The main difference between the two properties lie in the rooms themselves. Some Sahoro guestrooms feature Japanese-style furniture, including futon beds on tatami and “shoji” screens, while Tomamu’s guestrooms will flaunt a contemporary look with midcentury-modern furnishings paired with lots of color and textures.
Another piece of information that should be passed to clients? Sahoro uses U.S. electrical plugs (110 volts), while Tomamu uses Japanese electrical sockets (100 volts).
Sahoro’s on-site activities include squash, horse trekking and airboarding (a form of extreme sledding), in addition to having access to outdoor baths and the relaxing Zen Area.
Tomamu’s menu, on the other hand, will be larger and more diverse. The property will be home to Mina Mina Beach, the largest indoor wave pool in Japan, as well as its own outdoor Japanese public bath. Some of its other promising items include snow sledding, snowmobiling, snow trekking, snow banana boating and ice fishing. The property also has its very own Ice Village where guests can play on ice slides, go ice-skating and participate in ice dining.

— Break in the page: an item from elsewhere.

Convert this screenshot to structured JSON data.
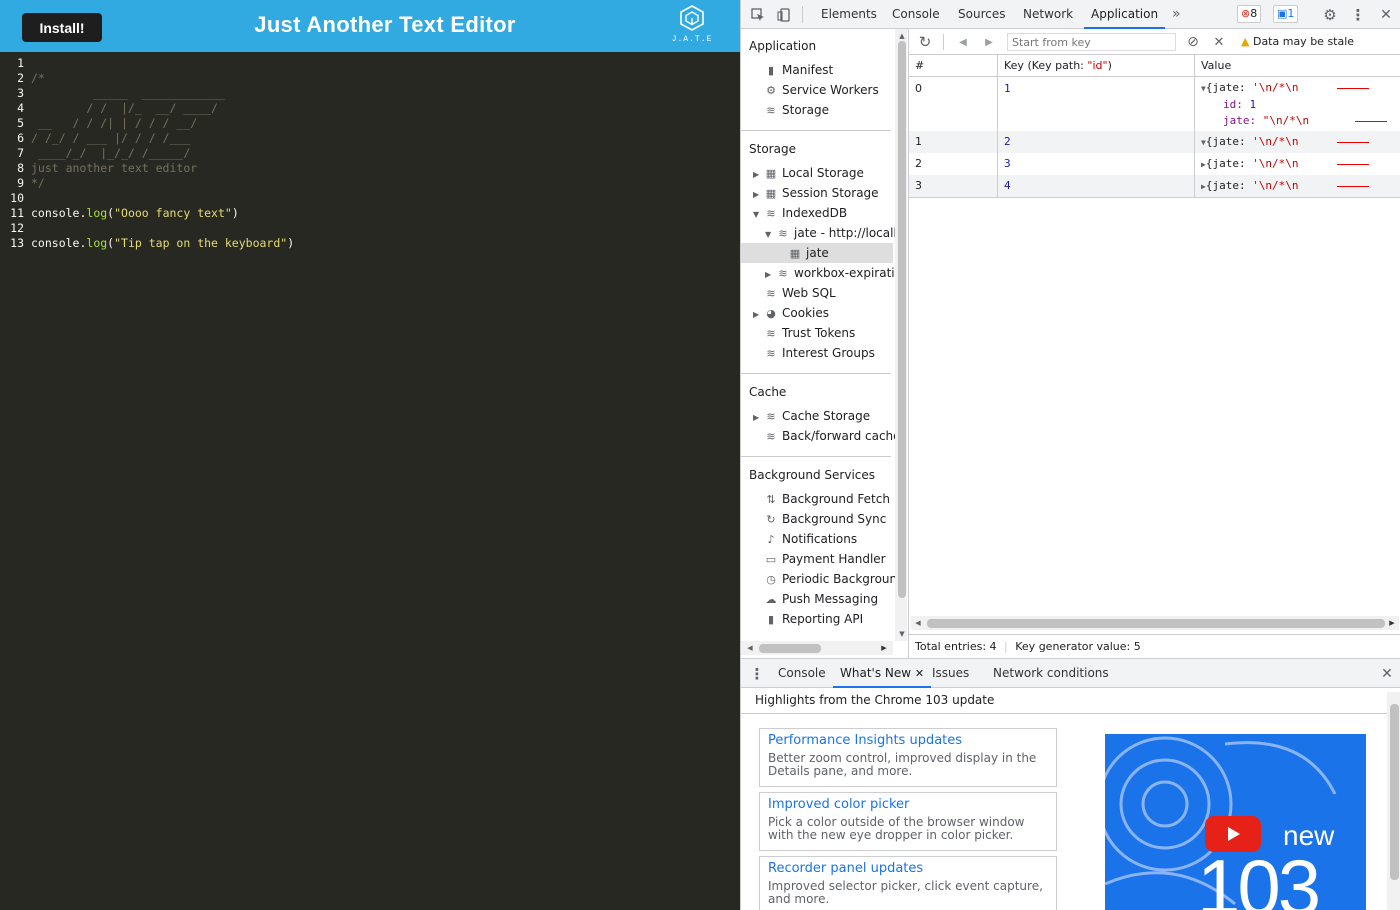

Naturally, the two resorts appeal to two different sets of clientele.
Although Sahoro “sees a higher interest from international families who tend to appreciate Japanese culture and its take on wellness, relaxation and fuel for the mind,” Cendral says, Tomamu is expected to target and draw trendsetting travelers.
However, guests at both properties are sure to find Club Med’s world-famous trademark service and hospitality. Cendral promises that Tomamu, like its sister property, will stick to the trademarks of the brand.
“Both of the Hokkaido resorts embody the spirit of Club Med through their culture and premium all-inclusive offerings,” she said. “Although they are both unique in their features, they are sure to provide amazing lifetime vacation memories for years to come.”
The resorts’ design, decor and overall aesthetic reflect their individual concepts.
“Each resort’s color palette is an extension of its identity and the type of distinct experience it offers to guests,” according to Merlin Chelliah, chief of village for Club Med Tomamu.
Sahoro champions traditional Japanese interior design and flaunts a more neutral color palette in an effort to provide a truly tranquil space to its guests, Chelliah notes. Meanwhile, at Tomamu, a combination of vibrant colors, an urban feel and a plethora of state-of-the-art facilities masterfully amalgamated by award-winning French designer Jean Phillippe Nuel will reflect Japan’s beautiful landscapes and seasons. Resort materials at Tomamu have also been sourced locally.
“Club Med Sahoro is an authentically Japanese snow escape with ease of access to the slopes, high-quality powder snow, a relaxing and recharging ambiance and serene nature,” Chelliah explains. “It has a more peaceful, calm vibe than Club Med Tomamu. On the other hand, Club Med Tomamu is more dynamic and active. This active energy lends itself to the modern, chic design that is more contemporary in nature.”
The dining experiences at the two resorts differ as well. Tomamu will offer more offbeat dining experiences than Sahoro, whose specialty restaurant, Mina Mina, offers a traditional “nabe” (Japanese hot pot) experience, along an international buffet at The Daichi.
Dining options at Tomamu will include an ice bar, an ice dining experience and an ice tea party at the Ice Village; The Nest Zen Bar, which will offer Japanese tea lessons, whiskey tastings and sake tastings; Haku, a Yakiniku (Japanese barbecue) specialty restaurant; and Itara, its main international buffet restaurant, which will boast four different dining areas that represent Japan’s four seasons.